MILFORD – To watch Kani Nicodemus lead an early morning indoor cycling class, you would think she is as healthy as any of the other spinning teachers at Hampshire Hills Sports & Fitness Club.
She calls out encouragement to the cyclers throughout the 50-minute class and never seems to get out of breath as she sprints and climbs hills.
But after class, you might notice she is careful walking down the stairs because her left leg gets fatigued during the intense workout.
That’s because Nicodemus has multiple sclerosis – a chronic, incurable disease of the central nervous system.
This month, she said she is spreading the word about the disease, which disrupts communication between the brain and the rest of the body and is believed to occur when the immune system attacks the insulation around nerve fibers.
The 48-year-old fitness teacher lives in Milford and works as a pension-plan communications analyst for Xerox Corp., but many know her from her early morning spinning classes.
March is MS Awareness Month, and Nicodemus said she wants everyone – especially fellow MS suffers – to know there are ways around the disease and that they can keep moving, keep trying to stay fit.
Nicodemus is vocal about MS in her classes, where she shares MS “fun facts,” such as the names of famous people who have or had the disease: Annette Funicello, Jack Osbourne and Teri Garr.
Nicodemus said she was diagnosed when she was 33 after suffering bad headaches.

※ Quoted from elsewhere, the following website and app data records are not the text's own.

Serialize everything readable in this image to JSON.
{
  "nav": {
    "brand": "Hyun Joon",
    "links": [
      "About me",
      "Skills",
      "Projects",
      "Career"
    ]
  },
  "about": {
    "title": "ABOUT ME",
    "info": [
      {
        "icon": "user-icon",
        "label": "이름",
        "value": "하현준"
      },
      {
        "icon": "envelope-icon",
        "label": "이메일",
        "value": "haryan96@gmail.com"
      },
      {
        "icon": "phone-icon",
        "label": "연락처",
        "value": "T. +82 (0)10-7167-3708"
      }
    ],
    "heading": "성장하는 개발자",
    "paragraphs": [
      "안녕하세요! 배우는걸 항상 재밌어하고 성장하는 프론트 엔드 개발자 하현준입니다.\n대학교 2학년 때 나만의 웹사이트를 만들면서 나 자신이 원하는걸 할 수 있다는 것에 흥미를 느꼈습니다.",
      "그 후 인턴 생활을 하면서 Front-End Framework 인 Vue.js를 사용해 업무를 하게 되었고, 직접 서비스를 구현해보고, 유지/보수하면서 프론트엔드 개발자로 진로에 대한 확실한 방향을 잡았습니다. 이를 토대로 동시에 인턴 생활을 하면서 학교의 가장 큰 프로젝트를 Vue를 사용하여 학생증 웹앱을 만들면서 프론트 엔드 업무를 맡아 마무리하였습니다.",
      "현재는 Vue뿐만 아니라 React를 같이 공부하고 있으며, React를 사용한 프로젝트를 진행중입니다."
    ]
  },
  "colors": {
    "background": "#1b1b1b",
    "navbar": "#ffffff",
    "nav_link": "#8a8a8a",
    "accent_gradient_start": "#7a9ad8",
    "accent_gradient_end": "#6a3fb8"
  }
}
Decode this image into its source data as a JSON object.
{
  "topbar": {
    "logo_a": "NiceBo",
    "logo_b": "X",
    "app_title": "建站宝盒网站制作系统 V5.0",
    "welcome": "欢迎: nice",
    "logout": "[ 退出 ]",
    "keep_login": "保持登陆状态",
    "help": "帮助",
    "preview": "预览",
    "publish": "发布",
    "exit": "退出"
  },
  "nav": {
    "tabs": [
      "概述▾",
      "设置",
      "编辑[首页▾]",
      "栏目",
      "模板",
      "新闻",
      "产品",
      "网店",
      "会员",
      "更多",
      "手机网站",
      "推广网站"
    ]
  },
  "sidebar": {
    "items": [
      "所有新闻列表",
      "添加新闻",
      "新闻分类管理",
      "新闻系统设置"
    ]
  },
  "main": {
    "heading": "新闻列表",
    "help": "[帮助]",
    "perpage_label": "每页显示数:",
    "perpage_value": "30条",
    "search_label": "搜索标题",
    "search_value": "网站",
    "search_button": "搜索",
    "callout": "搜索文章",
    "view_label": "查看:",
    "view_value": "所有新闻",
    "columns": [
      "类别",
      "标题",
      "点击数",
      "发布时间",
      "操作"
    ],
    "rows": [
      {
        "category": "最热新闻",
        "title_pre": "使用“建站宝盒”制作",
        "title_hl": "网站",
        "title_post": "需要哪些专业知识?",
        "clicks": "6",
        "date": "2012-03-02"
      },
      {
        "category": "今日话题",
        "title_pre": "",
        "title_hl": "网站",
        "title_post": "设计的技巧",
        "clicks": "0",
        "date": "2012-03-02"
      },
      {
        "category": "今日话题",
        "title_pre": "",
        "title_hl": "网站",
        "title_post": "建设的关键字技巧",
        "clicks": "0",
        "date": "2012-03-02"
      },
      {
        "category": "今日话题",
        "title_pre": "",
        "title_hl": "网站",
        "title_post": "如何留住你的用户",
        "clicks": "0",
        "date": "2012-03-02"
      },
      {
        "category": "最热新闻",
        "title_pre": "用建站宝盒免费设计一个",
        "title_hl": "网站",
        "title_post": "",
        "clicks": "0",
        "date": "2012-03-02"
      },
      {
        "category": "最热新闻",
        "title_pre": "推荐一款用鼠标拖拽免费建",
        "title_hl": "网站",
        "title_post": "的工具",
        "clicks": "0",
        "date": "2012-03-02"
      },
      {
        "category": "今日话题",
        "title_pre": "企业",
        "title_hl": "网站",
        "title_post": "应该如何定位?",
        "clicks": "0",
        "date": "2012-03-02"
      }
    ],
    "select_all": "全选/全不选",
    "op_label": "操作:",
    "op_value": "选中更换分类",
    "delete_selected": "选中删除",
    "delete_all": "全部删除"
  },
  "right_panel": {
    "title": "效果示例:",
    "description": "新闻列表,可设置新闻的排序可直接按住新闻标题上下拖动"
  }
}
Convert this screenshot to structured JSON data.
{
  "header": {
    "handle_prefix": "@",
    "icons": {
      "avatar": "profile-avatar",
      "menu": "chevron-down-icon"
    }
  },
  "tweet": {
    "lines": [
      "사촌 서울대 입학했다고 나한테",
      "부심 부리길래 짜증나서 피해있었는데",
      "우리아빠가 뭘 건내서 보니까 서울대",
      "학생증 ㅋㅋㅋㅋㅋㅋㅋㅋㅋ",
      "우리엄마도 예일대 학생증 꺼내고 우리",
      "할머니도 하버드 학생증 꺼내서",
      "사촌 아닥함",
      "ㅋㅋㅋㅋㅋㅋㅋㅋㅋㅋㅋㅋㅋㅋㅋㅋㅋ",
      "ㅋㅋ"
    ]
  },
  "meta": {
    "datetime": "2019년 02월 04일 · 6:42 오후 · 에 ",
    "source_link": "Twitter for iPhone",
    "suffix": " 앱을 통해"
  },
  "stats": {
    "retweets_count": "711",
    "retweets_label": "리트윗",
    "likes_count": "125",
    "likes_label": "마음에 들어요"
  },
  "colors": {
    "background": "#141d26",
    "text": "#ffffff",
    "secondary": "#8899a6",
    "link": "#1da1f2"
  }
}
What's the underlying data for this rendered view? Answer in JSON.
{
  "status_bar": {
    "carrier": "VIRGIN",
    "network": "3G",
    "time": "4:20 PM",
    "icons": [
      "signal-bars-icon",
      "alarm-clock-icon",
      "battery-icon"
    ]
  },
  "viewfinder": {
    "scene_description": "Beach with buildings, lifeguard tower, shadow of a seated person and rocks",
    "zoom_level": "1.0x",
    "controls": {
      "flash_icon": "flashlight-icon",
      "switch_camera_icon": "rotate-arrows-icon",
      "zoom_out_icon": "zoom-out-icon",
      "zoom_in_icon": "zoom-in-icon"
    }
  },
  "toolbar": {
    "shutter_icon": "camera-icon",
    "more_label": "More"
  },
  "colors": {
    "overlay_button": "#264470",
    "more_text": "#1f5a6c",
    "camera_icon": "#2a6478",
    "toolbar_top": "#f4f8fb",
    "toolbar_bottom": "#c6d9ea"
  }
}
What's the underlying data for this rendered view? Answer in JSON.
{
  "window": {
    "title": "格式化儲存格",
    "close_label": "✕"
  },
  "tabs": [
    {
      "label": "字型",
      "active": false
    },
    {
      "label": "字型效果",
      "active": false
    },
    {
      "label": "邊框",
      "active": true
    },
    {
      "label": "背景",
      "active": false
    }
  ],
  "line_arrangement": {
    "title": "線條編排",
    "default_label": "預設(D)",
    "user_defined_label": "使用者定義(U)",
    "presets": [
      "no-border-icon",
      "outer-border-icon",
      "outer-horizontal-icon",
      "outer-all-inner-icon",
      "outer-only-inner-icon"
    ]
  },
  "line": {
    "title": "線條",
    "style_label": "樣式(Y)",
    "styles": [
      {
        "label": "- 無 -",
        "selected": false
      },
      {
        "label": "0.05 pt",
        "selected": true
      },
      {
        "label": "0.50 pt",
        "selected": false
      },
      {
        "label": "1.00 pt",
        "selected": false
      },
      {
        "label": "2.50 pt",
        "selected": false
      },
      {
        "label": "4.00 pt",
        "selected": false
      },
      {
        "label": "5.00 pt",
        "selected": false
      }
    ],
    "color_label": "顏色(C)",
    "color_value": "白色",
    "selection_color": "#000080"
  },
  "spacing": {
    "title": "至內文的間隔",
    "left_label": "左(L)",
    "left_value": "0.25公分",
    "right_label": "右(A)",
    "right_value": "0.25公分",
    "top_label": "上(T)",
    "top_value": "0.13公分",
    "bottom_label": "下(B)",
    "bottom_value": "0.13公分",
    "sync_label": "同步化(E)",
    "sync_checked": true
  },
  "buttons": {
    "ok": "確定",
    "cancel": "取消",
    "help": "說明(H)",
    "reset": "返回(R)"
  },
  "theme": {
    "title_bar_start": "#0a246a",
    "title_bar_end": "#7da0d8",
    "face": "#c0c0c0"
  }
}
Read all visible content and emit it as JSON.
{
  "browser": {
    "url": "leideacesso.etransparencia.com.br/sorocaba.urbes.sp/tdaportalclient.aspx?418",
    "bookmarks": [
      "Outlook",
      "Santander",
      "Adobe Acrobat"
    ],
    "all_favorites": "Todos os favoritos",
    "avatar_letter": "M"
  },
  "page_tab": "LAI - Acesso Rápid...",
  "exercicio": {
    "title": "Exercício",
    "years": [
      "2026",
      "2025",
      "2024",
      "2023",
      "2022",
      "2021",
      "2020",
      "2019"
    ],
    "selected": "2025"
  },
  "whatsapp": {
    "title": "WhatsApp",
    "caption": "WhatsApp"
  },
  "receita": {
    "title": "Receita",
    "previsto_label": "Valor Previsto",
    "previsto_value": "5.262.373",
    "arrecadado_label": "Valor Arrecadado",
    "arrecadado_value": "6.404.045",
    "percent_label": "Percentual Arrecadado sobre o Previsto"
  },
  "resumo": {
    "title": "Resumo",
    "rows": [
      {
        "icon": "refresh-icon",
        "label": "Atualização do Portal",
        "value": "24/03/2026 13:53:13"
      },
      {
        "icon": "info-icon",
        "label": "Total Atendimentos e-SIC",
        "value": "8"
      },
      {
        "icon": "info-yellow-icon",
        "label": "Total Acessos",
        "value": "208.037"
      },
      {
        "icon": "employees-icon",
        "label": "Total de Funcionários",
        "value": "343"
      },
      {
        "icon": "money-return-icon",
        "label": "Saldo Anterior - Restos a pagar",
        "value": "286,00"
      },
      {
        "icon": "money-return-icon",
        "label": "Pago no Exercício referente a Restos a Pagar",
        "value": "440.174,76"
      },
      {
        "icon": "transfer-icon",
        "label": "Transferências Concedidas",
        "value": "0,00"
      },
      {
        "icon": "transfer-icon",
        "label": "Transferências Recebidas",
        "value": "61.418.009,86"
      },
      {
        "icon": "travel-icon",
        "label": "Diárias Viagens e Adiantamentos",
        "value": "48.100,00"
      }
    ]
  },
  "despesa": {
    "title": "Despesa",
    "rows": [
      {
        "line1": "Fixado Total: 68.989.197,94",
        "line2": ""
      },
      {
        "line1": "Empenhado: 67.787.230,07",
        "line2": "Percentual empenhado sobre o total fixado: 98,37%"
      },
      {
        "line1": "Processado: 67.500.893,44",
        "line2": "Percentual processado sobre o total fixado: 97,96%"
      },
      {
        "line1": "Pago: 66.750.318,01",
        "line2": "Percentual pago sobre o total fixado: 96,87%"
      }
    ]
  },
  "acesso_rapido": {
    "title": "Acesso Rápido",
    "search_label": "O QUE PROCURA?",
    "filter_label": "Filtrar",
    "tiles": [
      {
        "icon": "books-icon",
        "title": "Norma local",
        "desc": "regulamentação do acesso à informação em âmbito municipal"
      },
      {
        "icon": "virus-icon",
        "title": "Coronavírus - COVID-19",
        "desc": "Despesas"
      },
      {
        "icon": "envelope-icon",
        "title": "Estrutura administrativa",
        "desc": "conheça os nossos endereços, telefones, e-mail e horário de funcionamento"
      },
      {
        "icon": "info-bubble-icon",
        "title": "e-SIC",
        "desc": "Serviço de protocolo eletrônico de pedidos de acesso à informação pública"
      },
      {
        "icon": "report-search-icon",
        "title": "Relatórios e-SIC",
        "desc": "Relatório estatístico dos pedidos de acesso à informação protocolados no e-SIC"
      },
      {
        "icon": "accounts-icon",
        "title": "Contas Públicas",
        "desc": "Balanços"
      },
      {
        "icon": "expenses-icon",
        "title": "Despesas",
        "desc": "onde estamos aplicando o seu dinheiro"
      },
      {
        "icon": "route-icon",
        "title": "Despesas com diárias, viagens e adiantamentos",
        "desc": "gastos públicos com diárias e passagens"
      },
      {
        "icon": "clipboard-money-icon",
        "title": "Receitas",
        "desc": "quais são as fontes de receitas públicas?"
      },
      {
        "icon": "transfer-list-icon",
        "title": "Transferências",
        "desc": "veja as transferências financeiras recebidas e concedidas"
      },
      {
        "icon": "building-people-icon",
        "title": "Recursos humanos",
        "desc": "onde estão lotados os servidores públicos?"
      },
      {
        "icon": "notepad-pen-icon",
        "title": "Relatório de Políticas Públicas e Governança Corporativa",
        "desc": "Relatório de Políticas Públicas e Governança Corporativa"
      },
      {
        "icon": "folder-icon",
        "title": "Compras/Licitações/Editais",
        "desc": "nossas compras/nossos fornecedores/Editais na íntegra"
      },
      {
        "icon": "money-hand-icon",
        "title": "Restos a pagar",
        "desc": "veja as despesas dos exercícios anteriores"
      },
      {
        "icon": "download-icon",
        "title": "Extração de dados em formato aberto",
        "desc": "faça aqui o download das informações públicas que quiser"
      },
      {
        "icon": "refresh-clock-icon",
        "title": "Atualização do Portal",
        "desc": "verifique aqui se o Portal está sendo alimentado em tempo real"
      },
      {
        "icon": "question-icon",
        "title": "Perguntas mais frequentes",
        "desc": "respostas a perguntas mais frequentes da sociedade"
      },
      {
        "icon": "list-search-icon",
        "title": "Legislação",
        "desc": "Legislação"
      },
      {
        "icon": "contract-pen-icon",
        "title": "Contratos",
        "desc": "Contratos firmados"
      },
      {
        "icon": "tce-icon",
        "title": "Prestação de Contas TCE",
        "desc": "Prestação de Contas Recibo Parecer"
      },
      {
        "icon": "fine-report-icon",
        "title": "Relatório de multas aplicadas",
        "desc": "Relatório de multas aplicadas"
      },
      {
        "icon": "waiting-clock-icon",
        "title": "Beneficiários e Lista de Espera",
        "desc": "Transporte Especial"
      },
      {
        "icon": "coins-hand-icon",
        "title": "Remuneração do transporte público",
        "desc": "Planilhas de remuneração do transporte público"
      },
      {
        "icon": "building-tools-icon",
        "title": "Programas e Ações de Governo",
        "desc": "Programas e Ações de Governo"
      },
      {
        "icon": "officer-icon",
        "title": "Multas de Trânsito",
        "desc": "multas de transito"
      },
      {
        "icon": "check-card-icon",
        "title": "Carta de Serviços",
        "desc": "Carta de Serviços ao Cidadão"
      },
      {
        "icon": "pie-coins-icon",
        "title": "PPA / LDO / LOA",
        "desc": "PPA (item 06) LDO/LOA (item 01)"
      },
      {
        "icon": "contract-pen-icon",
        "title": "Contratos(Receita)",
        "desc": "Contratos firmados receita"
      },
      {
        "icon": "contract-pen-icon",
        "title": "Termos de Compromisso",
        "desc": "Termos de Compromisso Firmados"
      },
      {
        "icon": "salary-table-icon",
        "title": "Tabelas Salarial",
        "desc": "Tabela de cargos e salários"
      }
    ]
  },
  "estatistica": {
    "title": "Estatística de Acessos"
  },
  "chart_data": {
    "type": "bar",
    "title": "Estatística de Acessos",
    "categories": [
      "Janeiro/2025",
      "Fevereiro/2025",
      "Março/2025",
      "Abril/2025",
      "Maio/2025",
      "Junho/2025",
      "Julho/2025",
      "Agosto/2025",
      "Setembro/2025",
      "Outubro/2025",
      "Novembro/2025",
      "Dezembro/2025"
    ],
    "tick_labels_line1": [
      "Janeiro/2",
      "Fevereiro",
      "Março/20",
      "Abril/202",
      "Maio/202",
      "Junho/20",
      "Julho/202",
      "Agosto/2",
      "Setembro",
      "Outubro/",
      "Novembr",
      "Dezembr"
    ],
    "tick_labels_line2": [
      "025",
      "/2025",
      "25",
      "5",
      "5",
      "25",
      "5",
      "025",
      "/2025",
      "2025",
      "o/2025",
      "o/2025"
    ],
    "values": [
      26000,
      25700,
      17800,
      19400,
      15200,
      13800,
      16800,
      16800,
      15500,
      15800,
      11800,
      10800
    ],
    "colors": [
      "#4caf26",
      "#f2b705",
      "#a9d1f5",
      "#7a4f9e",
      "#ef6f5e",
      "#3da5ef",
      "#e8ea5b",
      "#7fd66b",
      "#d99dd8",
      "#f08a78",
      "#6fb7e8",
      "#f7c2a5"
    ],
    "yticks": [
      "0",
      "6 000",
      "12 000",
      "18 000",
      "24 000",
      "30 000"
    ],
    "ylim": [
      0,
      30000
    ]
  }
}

As it turned out, the headaches were not the result of MS, but the MRI showed lesions in her brain that led to the diagnosis, she said.
In the 1990s, the only option for MS patients was injectable drugs, and they weren’t an option for Nicodemus, who said she has a phobia about needles. So she used exercise and diet as part of an all-around healthy lifestyle to keep the symptoms under control.
But then the Food and Drug Administration began approving oral drugs, and two years ago, Nicodemus said she began taking a drug called Aubagio. The next year, she said her annual MRI showed no new brain lesions.
The trim, petite brunette has become something of a poster girl for MS. In February, the drug’s maker, Genzyme Corp., flew her to Arizona to make a video of her doing yoga.
When Hampshire Hills’ staff learn of members who have MS, they tell them about Nicodemus, who is glad to talk to them. She said one woman told her she thought the diagnosis meant she couldn’t exercise.
Spinning, yoga, Pilates, horseback riding, swimming and strength training are all good for MS patients, and all can be done at different fitness levels.
For Nicodemus, the MS meant she had to stop teaching other group classes, such as Body Pump and Body Combat, since she sometimes experiences “drop foot” when the muscles in her left foot disengage. But spinning is good because she can let the right foot take over the pedaling.
Two years ago, she went on a 25-mile Bike MS ride in Bar Harbor, Maine. It took her more than four hours and many rest breaks, but she did it.
“One thing I want everyone to know is that it’s not a death sentence,” Nicodemus said. It’s a question of “doing what you can and knowing your limits.”
Kathy Cleveland can be reached at 673-3100 or firstname.lastname@example.org.